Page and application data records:
**********
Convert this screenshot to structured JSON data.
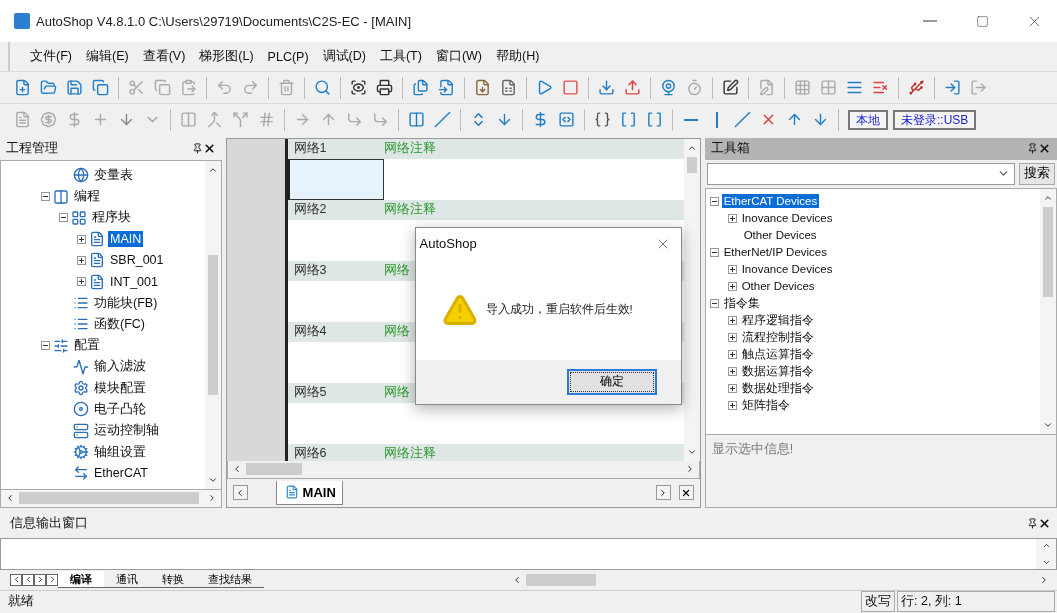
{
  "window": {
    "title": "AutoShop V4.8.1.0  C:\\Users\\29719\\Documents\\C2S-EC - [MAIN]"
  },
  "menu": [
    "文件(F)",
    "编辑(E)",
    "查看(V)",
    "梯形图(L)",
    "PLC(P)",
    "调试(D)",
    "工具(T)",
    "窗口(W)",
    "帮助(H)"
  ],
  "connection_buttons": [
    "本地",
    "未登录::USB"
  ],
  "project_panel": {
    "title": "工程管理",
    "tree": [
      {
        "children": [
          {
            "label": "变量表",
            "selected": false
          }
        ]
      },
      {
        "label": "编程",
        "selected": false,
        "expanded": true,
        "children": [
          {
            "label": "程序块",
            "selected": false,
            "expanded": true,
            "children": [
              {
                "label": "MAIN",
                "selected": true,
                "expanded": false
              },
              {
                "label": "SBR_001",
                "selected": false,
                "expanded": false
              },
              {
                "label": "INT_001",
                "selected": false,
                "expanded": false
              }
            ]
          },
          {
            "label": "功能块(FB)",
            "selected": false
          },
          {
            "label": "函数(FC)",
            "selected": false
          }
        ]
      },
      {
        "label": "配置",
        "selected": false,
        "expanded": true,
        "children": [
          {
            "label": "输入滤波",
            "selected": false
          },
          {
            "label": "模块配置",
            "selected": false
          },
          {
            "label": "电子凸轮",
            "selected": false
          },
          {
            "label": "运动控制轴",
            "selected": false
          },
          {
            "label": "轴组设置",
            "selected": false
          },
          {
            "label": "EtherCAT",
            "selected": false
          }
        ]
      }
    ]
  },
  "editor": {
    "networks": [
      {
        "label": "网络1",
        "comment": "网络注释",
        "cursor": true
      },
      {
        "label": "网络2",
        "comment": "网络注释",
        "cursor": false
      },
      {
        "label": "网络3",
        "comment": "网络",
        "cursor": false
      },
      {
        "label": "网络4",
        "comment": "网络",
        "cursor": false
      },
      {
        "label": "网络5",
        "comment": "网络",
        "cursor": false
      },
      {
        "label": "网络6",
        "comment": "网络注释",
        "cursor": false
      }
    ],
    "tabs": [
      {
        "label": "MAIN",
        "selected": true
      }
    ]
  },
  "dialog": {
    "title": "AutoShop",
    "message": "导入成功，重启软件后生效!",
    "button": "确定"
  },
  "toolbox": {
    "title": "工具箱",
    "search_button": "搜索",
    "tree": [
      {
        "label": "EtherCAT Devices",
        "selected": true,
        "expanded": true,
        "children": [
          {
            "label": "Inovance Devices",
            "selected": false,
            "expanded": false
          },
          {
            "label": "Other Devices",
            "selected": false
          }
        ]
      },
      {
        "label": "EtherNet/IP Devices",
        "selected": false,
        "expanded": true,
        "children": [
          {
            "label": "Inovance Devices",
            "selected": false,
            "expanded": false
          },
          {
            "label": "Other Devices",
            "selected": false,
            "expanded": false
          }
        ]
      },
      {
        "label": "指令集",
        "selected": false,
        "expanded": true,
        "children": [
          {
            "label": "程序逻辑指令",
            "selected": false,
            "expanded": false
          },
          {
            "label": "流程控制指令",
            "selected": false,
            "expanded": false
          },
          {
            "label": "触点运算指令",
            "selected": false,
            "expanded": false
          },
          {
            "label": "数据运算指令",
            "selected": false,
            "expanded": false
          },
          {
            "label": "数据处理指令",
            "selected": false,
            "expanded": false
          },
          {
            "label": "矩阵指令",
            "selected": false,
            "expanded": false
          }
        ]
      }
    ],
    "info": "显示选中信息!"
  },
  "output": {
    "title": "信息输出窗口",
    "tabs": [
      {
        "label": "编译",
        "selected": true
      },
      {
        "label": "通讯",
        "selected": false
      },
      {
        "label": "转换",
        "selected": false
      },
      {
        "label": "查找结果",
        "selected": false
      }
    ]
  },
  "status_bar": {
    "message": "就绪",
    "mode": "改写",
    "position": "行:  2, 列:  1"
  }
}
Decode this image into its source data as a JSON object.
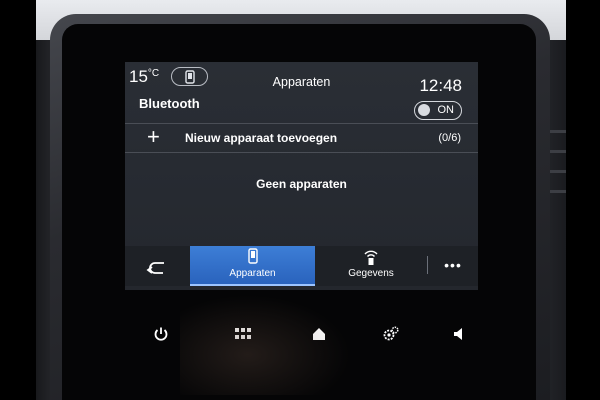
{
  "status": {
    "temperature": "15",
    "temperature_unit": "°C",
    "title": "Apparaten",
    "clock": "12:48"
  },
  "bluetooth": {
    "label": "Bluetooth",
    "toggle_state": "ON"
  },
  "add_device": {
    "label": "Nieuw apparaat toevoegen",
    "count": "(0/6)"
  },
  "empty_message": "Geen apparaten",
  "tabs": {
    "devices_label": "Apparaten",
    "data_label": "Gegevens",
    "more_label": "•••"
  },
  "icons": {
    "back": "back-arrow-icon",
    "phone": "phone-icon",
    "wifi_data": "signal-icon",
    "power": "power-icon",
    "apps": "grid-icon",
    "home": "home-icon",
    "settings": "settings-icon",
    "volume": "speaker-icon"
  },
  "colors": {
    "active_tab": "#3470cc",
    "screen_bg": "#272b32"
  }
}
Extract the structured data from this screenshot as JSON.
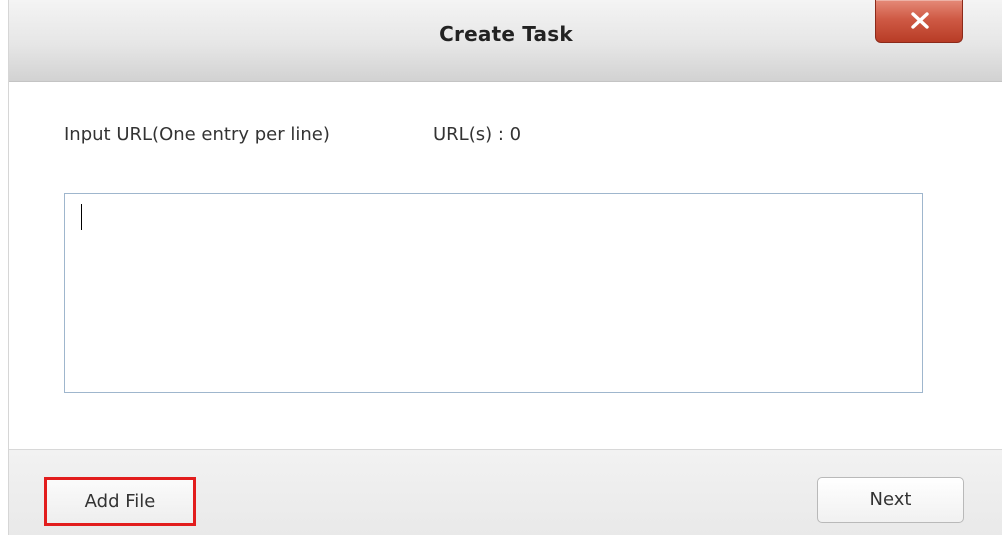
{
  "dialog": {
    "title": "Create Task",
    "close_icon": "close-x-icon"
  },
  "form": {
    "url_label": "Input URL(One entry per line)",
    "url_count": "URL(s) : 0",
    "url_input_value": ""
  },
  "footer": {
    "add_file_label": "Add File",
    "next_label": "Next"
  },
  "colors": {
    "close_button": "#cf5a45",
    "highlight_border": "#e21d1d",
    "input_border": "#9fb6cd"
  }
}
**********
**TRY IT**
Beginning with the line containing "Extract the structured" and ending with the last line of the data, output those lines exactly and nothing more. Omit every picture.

**FINISHED TASK**
Extract the structured data from this screenshot as JSON.
{
  "dialog": {
    "title": "Create Task",
    "close_icon": "close-x-icon"
  },
  "form": {
    "url_label": "Input URL(One entry per line)",
    "url_count": "URL(s) : 0",
    "url_input_value": ""
  },
  "footer": {
    "add_file_label": "Add File",
    "next_label": "Next"
  },
  "colors": {
    "close_button": "#cf5a45",
    "highlight_border": "#e21d1d",
    "input_border": "#9fb6cd"
  }
}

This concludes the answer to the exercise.